── Records for the task ──

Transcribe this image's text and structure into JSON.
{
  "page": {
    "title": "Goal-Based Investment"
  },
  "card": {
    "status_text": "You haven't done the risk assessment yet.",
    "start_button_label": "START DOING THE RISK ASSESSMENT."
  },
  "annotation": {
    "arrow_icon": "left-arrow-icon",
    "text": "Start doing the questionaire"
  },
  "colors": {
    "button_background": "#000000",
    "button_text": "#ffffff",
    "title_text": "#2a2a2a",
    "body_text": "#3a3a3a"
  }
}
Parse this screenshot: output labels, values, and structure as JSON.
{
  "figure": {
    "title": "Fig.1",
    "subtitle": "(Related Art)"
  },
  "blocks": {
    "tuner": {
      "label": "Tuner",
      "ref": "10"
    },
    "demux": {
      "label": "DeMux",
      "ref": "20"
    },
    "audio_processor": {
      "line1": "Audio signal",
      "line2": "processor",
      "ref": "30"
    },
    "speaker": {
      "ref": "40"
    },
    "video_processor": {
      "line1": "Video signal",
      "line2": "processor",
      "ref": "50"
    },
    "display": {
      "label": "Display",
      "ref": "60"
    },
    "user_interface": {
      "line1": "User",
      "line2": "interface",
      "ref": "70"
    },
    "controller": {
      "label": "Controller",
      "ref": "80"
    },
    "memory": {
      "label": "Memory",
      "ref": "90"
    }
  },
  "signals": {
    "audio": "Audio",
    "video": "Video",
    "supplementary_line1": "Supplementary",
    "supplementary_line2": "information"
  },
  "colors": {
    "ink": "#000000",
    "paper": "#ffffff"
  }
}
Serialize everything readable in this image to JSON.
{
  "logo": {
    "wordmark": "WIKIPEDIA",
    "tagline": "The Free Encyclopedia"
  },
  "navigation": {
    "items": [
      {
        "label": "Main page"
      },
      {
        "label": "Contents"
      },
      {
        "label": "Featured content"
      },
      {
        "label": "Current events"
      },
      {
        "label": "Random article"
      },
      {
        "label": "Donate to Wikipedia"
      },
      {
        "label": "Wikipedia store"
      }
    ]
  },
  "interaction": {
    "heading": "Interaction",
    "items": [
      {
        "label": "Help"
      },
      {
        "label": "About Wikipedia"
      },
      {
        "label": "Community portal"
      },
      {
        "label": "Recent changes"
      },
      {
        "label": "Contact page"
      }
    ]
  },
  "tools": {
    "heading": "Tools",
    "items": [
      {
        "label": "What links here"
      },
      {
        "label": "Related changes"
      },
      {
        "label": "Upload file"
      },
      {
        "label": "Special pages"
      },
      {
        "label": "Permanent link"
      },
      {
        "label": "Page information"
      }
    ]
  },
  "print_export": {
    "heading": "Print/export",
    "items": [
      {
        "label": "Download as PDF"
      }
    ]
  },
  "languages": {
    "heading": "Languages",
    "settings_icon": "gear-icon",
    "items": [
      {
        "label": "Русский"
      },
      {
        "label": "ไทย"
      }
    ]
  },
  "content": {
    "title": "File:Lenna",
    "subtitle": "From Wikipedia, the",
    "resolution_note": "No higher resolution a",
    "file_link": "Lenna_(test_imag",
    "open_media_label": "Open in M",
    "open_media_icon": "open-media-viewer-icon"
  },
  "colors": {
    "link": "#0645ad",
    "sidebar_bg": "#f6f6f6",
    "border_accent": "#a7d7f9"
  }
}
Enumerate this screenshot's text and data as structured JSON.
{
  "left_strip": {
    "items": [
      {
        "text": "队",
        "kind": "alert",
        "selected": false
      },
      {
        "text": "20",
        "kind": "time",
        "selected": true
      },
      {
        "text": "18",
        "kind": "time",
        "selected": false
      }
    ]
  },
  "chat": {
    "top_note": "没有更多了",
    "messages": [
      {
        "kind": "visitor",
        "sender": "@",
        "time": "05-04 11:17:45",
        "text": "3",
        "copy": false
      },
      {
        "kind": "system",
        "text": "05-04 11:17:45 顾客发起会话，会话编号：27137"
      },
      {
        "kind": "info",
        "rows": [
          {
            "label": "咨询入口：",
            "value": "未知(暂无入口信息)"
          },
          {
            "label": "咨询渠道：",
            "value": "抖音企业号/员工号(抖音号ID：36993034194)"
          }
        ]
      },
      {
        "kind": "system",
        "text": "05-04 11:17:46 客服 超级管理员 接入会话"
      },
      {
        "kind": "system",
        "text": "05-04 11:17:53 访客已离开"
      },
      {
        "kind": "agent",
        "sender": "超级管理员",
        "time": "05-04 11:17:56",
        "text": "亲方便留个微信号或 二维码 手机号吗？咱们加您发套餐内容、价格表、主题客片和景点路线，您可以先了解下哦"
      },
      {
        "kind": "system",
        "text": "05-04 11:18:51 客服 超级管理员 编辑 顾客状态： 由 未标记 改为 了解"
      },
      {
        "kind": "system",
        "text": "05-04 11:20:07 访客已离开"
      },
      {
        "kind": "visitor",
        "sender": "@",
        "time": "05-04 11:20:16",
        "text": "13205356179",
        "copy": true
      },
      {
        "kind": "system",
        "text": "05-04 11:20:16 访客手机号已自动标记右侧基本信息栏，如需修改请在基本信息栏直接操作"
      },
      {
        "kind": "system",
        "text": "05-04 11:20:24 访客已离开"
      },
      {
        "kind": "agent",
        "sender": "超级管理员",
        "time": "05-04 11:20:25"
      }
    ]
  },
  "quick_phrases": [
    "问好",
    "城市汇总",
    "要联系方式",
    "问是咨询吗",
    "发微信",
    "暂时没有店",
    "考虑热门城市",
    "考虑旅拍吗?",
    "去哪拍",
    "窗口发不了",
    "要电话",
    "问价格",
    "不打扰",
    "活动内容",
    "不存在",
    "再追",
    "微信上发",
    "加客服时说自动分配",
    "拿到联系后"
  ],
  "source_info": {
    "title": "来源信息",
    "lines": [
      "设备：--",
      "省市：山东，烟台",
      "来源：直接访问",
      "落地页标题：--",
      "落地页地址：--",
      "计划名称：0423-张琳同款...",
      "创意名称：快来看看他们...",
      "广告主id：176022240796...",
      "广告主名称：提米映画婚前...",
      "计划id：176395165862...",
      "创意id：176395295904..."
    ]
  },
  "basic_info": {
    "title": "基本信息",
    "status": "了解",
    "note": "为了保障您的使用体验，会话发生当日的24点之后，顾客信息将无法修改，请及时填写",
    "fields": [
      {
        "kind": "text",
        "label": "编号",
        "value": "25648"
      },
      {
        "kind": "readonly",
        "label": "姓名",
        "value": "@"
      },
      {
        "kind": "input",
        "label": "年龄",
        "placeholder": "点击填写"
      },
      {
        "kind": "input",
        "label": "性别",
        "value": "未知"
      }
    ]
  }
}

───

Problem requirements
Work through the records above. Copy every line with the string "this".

Solution below
Transcribe this image's text and structure into JSON.
Parse this screenshot: output labels, values, and structure as JSON.
Serialize everything readable in this image to JSON.
Enumerate this screenshot's text and data as structured JSON.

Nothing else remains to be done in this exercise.